5. When in doubt, be curious. Ask questions. Listen with full attention. Keep going deeper. Distill the wisdom.
6. Be concise.
7. Trust. Life is change. Be willing to act even when – especially when – it’s scary. Enjoy the ride, stay nimble and flexible, and always learn something useful.
Wow, Scout, love the synchronicity and thanks for sharing your rules (especially #5 – curiosity is the antidote to so many troubles in the world).
I’m coming back to this after running a retreat where I gained an important piece of person clarity that is shifting my results dramatically. I think I heard this also on your Mental Toughness Telesummit.
Consistency is key.
Epic is great fun, and adrenaline is nice and addictive, but I need to remember that those epic moments are created by the consistent movement that leads up to them. So my personal new guideline is to stay consistent in order to be fully prepared for epic.
Thanks for the clarity you bring!
Thanks for the update and sharing an insight that many of the most talented and brilliant people don’t get. They resist consistency because, yes, it’s kind of mundane and boring. Without it though, they won’t experience as many “epic” moments as their talent would allow. Thanks again!

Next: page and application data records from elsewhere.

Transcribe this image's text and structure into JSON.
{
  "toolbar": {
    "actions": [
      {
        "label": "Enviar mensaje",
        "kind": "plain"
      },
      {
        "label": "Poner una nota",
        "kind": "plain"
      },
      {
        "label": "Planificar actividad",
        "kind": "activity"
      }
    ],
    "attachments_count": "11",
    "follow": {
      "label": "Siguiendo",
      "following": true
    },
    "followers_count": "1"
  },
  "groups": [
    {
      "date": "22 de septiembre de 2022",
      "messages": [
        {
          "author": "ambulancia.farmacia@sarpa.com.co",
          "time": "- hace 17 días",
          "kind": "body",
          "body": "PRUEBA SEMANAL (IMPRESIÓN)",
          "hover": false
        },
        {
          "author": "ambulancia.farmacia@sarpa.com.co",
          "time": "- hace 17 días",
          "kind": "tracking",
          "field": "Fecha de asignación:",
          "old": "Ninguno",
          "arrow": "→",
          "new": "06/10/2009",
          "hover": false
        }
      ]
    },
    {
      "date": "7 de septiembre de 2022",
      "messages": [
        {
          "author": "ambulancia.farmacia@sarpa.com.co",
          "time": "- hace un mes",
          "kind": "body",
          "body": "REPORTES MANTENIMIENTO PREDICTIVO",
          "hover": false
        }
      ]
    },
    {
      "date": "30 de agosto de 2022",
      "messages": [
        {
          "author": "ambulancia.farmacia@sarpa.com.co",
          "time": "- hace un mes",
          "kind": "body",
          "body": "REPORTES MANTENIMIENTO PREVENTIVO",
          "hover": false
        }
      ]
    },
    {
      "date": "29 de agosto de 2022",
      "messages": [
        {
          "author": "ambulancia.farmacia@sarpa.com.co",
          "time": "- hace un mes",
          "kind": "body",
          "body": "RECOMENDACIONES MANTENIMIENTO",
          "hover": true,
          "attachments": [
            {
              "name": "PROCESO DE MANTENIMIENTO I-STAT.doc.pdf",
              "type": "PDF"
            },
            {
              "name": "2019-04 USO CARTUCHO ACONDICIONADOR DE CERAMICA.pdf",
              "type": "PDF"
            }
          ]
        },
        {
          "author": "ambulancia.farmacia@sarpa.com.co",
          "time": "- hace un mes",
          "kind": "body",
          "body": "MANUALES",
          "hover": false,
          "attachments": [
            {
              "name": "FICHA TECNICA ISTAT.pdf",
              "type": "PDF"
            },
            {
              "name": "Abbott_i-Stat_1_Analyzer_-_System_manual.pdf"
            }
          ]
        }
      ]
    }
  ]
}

Love the story of the nun with her ironman achievements. This is inspiring for me who is aspiring to participate in an ironman one day.!!!!
Me too, hadn’t heard about Sister Madonna “Iron Nun”, but loved it and the whole rules concept. Great post.
My wife and I did an ironman prior to having kids on the false pretense that we should knock out such a crazy endeavor while we were young enough to recover. Can’t wait to do it again!
Commitment to whole health and fitness has to be in my top 5 rules!
Doing an Ironman is such an impressive achievement. Love that you did it with your wife…
Could not agree with you more. If you can learn to manage that list on a moment to moment basis, you’re in full swing of self mastery. It’s progressive and cumulative; requires diligence in every moment – but you nailed it!
Love how you put that: “in full swing of self-mastery.” A personal code of conduct is where it starts, isn’t it.
Very inspiring read (as usual!) loved reading about your rules, and must say all resonate with me in one way or another!
Ideed Sister Maddona Buder is one tough Cookie, and a role model for us all.
Here are a few of mine:
1) If it seems easy, you are not trying hard enough; all that is worth achieving comes at a cost.
2) Be a gracious looser; always remain gracious and grateful for all opportunities, even when the outcome is not so appealing.
3 ) Make decisions from a place of knowledge rather than emotion; even when treated unfairly.
4) Early rise, early to bed ( unless circumstance dictates otherwise).
5) live with Conviction.
6) Treat your body as you MOST valuable possession; eat clean, exercise, distress.
Look forward to hearing your inspirational words in person again , soon!
These are awesome rules, Bahar, and you clearly exemplify them. Rules are so clarifying, aren’t they: all you have to do is ask yourself, “am I living with Conviction?” and it immediately shifts your attitude about everything.